Is a Sleepy Staff Cutting Into Your Profit Margin?
Executive Staffing Recruiters Say Sleepy Employees Often Equal Sleepy Profits
We all know that a well-rested employee is a happier, healthier, more productive employee. However, executive staffing recruiters are noticing a trend: today’s fast-paced, always-available-via-technology lifestyle is leaving many employees sleep deprived and dragging through the workday.
Even minor sleep deprivation impairs memory and cognitive function, increases stress and risk of injury, and lowers productivity. In fact, job consultants estimate that lack of sleep costs businesses as much as $63 billion per year.
Why Is Sleep So Important?
Sleep cleanses toxic proteins from the brain. Sleeping less than the recommended minimum of seven hours per night means that the brain isn’t able to adequately cleanse the brain. Recurring sleep deprivation is also linked to a variety of serious health conditions including Type 2 diabetes, obesity, heart attacks, and strokes.
If that’s not enough, start watching out for droopy eyelids: lack of sleep increases cortisol production, which accelerates the aging process.
Work Naps Are Catching On
Companies like Google, Hubspot, and Zappos have recognized sleep’s positive impact on productivity, absenteeism, and overall job satisfaction and are now encouraging staffers to take nap breaks.
Science backs this up: naps taken between 1:00 and 3:00 PM align with the body’s natural circadian rhythm, and just twenty minutes of shut-eye can restore focus and productivity.

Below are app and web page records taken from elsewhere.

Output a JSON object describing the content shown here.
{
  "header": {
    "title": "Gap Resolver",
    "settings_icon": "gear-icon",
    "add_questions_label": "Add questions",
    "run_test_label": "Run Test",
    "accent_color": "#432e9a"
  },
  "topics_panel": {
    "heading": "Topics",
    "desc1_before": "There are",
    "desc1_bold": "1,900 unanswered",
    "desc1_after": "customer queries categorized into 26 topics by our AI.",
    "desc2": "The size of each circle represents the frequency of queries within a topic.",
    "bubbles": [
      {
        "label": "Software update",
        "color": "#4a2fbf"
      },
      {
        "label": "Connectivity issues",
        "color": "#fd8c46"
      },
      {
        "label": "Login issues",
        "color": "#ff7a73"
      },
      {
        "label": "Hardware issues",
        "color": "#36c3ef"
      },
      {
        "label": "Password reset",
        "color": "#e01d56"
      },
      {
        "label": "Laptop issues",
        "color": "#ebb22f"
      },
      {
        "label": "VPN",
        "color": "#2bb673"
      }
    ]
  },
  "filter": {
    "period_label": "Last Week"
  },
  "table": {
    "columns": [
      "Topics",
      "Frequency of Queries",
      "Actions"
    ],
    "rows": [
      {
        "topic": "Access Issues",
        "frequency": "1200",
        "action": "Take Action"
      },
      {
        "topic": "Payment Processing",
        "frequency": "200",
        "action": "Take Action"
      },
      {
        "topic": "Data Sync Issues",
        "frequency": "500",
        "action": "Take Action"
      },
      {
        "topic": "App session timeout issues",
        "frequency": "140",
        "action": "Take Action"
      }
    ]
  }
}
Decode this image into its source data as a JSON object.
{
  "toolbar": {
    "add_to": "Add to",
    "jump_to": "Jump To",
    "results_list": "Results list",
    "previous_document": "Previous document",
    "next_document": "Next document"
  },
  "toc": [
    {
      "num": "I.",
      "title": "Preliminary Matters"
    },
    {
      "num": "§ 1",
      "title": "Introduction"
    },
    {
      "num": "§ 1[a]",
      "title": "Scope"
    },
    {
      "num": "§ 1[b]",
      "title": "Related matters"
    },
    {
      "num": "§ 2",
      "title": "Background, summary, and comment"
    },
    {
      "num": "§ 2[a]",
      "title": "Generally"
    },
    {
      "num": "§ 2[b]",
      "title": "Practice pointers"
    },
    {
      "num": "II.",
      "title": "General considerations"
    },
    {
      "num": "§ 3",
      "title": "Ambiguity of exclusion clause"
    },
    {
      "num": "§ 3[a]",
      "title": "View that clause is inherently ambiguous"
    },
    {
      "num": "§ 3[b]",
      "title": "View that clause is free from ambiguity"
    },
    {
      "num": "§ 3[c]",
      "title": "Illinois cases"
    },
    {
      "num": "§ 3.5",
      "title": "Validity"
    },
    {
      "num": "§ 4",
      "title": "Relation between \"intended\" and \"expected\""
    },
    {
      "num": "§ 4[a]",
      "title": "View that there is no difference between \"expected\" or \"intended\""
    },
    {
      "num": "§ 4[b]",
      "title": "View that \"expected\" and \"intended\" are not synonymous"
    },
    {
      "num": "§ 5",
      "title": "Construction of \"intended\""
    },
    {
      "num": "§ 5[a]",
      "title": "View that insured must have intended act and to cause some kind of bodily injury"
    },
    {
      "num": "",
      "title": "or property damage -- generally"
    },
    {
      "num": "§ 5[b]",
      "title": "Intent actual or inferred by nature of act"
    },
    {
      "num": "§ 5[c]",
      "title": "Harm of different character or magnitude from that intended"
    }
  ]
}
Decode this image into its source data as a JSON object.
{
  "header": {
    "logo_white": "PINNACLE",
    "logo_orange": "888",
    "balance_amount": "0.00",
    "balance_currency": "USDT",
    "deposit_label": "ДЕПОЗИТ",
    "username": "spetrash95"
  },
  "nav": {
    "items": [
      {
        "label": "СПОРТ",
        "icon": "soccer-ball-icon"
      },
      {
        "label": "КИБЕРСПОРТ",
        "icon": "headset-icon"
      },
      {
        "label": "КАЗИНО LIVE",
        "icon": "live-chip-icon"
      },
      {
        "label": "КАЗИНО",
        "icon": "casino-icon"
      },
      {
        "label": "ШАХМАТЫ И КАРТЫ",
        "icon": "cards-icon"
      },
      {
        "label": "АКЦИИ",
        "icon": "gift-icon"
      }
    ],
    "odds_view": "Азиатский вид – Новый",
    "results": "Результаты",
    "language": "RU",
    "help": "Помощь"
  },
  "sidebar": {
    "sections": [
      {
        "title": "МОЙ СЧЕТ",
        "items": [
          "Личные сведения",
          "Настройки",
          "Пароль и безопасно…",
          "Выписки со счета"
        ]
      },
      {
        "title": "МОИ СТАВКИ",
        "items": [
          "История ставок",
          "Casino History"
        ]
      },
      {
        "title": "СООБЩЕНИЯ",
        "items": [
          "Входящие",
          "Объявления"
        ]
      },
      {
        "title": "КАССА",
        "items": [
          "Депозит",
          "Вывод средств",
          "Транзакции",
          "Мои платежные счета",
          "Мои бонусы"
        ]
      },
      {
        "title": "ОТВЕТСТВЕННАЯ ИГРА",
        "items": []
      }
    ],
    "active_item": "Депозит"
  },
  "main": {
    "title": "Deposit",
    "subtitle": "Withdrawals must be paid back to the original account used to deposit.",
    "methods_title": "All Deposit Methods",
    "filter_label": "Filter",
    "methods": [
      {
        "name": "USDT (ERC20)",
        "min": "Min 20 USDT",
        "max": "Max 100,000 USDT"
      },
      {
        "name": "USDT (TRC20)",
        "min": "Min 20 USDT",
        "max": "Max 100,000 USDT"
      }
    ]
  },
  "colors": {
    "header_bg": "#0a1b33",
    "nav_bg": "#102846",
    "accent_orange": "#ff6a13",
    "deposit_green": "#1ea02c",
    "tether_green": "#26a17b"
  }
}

A 2008 study found that naps can be more powerful than caffeine, and a NASA study found that 26 minutes of naptime resulted in a 34% increase in productivity and 54% increase in alertness.
Create Your Own Nap Room
If your staff is sleepy, our executive staffing recruiters recommend that you take a cue from companies like Google and create a nap room in your office. It doesn’t need to be elaborate – a few cots or comfortable couches will get the job done. Or consider using hammocks like Hubspot does.
Because napping in the workplace is such a cultural shift from previous decades, it may take some encouragement to get your staff on board. Our placement consultants have seen the best results in companies that ask their CEO’s or management teams to lead by example. If key players openly use nap rooms as a way to bolster their energy, employees will soon follow suit.
It’s important to ensure that nap rooms aren’t abused, however. Job consultants recommend that employees sleep for 30 minutes or less, as longer naps can leave them feeling groggy due to the body’s transition to deep sleep modes. A short nap will rejuvenate your staff and still leave them plenty of time to meet deadlines.